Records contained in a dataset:

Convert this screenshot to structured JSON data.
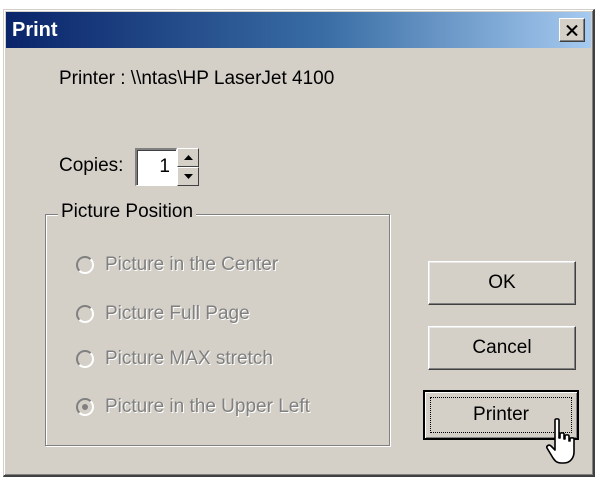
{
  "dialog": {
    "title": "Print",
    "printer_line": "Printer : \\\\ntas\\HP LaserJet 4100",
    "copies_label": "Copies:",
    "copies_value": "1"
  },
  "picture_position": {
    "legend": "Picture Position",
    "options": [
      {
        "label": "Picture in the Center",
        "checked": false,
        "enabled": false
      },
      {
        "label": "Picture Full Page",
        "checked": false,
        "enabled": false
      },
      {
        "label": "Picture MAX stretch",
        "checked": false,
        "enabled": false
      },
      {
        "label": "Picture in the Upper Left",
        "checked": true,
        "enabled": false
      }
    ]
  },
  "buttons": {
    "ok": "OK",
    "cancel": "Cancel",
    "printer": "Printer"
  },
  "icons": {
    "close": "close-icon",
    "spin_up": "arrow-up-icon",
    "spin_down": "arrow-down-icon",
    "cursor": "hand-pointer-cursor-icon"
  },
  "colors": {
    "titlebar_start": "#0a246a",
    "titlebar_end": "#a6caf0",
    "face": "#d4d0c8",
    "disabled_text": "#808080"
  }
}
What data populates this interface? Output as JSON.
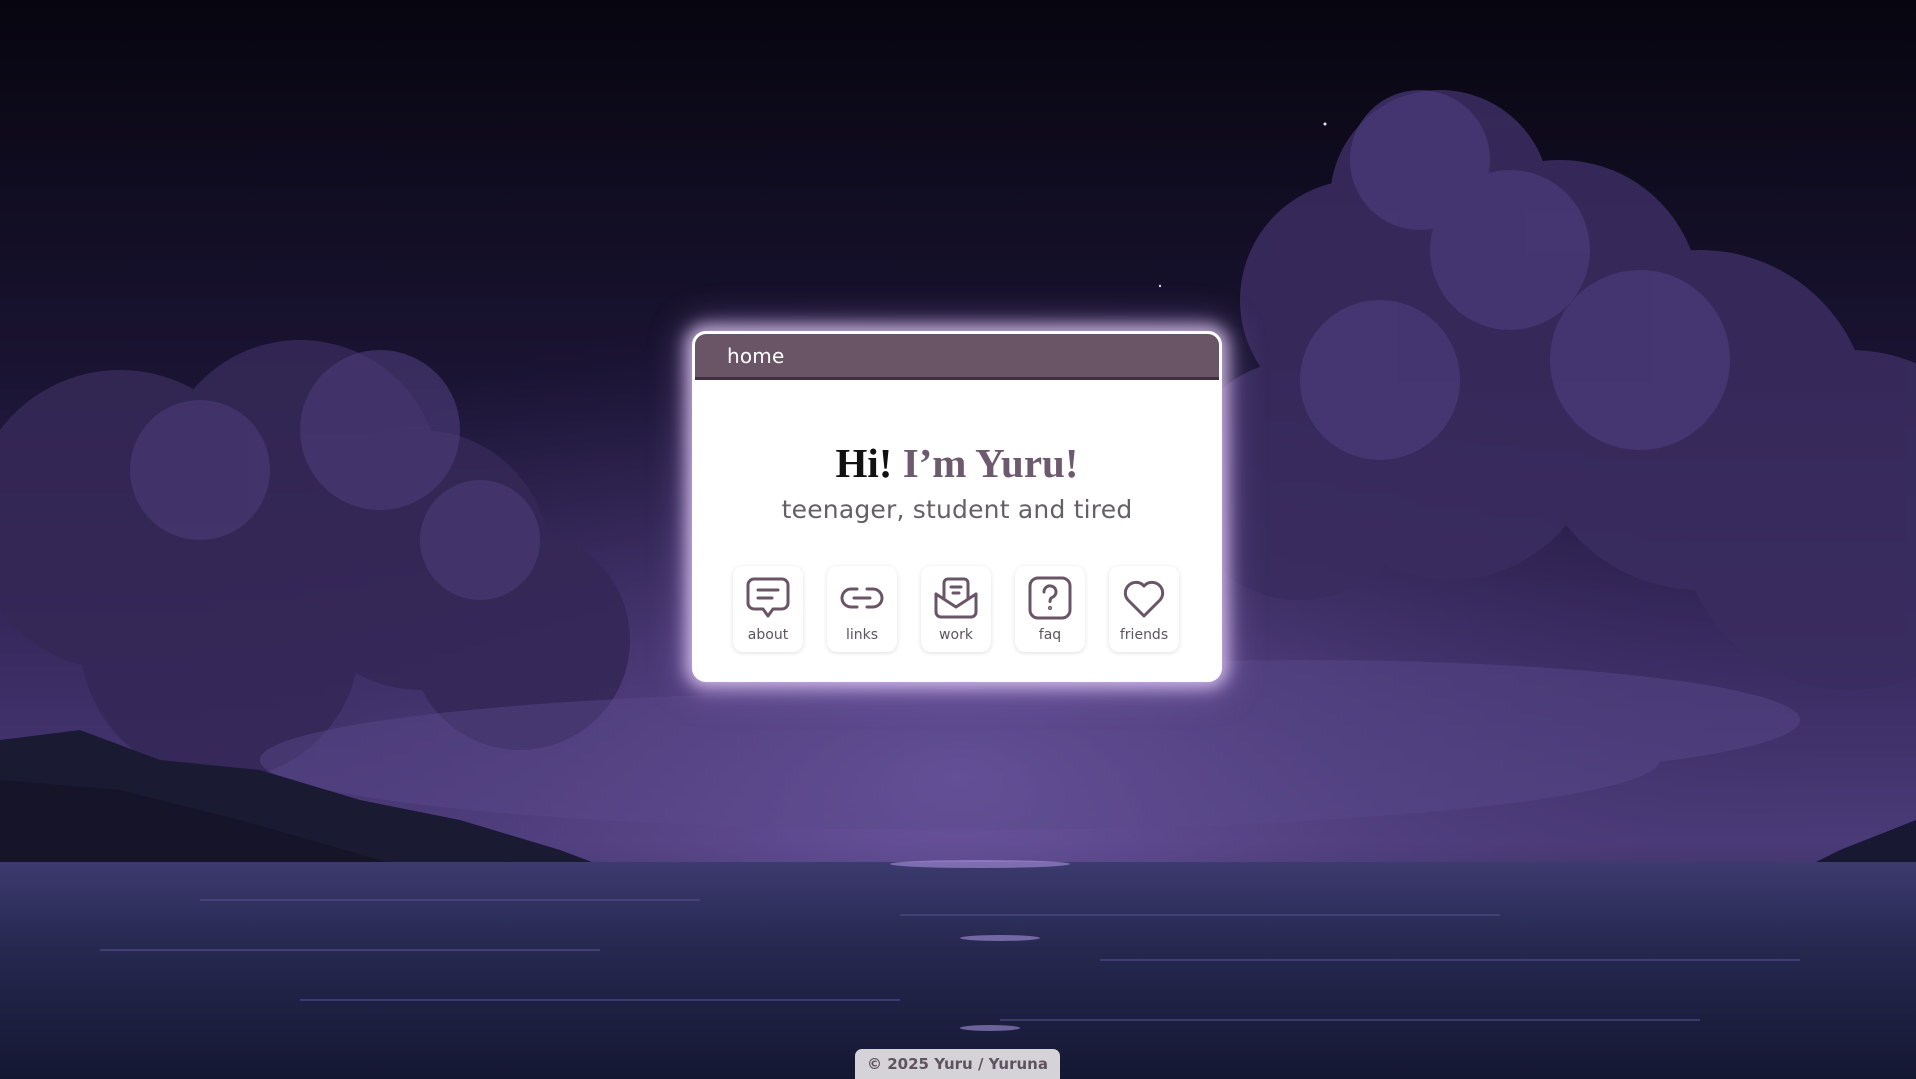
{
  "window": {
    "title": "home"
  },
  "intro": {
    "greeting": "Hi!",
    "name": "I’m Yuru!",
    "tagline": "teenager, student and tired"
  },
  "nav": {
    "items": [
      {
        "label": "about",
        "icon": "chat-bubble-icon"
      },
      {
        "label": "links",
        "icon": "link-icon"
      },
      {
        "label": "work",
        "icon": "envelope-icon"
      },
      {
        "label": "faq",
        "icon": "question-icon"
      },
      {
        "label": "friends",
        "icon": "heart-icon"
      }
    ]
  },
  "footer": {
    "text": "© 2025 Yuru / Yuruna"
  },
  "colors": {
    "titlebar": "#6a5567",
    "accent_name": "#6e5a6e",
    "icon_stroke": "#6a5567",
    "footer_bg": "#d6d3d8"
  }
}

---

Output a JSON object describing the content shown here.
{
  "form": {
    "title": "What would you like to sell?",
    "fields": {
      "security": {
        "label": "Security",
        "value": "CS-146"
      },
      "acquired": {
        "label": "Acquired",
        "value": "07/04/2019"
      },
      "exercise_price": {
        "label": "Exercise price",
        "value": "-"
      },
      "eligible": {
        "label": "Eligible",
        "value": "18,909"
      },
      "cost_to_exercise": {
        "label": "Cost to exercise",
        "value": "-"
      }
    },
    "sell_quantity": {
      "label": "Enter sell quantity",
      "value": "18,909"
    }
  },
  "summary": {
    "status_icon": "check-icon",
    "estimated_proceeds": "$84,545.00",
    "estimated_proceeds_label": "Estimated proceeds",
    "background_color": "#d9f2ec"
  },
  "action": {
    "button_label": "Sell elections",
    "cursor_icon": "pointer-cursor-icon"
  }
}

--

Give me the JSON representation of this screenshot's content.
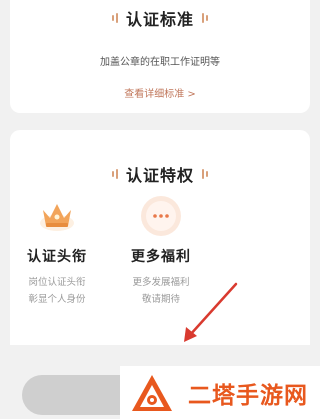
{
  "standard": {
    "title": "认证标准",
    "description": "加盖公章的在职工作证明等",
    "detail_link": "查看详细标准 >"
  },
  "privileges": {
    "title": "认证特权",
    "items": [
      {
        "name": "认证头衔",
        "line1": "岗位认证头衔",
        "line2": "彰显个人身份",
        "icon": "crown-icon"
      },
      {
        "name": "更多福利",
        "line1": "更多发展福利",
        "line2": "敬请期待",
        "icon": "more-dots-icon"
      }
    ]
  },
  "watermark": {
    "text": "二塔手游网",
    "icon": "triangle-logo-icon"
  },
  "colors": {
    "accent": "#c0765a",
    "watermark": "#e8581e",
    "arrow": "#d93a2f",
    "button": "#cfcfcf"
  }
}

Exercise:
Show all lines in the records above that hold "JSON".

Answer space:
Convert this screenshot to structured JSON data.
What data populates this interface? Output as JSON.
Output a JSON object describing the content shown here.
Give me the JSON representation of this screenshot's content.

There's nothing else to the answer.